▶ **Aim of the exercise**
Below are the records; locate each line with the word "title" and copy it.
(Records shown)
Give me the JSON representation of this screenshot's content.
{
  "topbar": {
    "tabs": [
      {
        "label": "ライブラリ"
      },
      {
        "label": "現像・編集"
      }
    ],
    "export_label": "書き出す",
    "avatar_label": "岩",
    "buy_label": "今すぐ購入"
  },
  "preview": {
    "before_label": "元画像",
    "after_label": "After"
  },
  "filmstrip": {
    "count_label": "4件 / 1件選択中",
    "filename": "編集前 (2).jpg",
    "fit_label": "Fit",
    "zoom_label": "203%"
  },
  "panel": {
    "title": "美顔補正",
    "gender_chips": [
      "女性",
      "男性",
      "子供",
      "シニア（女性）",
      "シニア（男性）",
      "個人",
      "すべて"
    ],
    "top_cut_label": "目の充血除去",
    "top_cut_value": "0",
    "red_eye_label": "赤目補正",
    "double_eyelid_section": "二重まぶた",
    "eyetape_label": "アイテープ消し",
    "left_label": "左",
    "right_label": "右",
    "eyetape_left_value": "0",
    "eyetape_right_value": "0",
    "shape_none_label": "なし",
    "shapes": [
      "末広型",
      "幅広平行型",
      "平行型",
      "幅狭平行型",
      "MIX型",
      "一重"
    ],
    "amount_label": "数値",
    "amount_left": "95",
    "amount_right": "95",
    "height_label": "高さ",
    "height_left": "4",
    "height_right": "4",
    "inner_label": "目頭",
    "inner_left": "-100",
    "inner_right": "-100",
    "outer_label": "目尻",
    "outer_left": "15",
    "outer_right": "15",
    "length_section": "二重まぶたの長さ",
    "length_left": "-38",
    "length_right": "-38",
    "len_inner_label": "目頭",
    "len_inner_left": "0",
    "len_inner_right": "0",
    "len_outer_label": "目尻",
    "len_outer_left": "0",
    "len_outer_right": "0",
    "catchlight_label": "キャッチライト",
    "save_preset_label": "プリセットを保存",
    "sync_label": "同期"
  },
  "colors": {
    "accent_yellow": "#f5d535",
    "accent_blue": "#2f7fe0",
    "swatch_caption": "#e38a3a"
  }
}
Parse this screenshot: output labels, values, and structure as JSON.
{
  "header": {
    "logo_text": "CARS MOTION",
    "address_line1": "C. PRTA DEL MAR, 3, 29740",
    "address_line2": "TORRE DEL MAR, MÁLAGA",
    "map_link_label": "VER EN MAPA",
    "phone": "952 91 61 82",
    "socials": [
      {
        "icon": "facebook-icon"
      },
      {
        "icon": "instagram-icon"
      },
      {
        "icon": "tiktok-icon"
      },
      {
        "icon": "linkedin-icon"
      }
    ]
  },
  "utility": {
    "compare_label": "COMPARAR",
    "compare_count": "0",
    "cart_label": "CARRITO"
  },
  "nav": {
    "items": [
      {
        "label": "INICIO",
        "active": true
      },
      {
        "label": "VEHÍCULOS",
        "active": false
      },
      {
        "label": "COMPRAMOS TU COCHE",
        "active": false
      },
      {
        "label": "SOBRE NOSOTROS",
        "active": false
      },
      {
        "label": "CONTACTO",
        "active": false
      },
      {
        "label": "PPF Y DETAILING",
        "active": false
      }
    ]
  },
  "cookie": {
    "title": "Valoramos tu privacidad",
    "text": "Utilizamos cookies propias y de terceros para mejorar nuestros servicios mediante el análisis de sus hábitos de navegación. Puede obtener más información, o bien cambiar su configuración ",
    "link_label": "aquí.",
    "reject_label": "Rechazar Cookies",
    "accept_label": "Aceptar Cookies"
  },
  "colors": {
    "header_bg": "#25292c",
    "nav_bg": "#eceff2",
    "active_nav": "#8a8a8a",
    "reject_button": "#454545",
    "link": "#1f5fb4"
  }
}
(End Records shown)
▶ **Your solution**
    "title": "美顔補正",
    "title": "Valoramos tu privacidad",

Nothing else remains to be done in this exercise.